◆ Prompt: The whole listing should be written out again exactly.

◆ Supplied material:

---------------

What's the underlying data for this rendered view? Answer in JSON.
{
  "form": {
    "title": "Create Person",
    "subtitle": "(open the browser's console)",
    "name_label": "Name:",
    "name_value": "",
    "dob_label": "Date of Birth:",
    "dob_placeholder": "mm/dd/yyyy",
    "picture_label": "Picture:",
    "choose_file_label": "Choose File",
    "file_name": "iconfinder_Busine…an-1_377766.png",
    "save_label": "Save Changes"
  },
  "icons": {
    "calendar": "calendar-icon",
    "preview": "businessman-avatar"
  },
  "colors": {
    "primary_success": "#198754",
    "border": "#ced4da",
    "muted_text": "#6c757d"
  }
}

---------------

◆ Exercise output:
What's the underlying data for this rendered view? Answer in JSON.
{
  "form": {
    "title": "Create Person",
    "subtitle": "(open the browser's console)",
    "name_label": "Name:",
    "name_value": "",
    "dob_label": "Date of Birth:",
    "dob_placeholder": "mm/dd/yyyy",
    "picture_label": "Picture:",
    "choose_file_label": "Choose File",
    "file_name": "iconfinder_Busine…an-1_377766.png",
    "save_label": "Save Changes"
  },
  "icons": {
    "calendar": "calendar-icon",
    "preview": "businessman-avatar"
  },
  "colors": {
    "primary_success": "#198754",
    "border": "#ced4da",
    "muted_text": "#6c757d"
  }
}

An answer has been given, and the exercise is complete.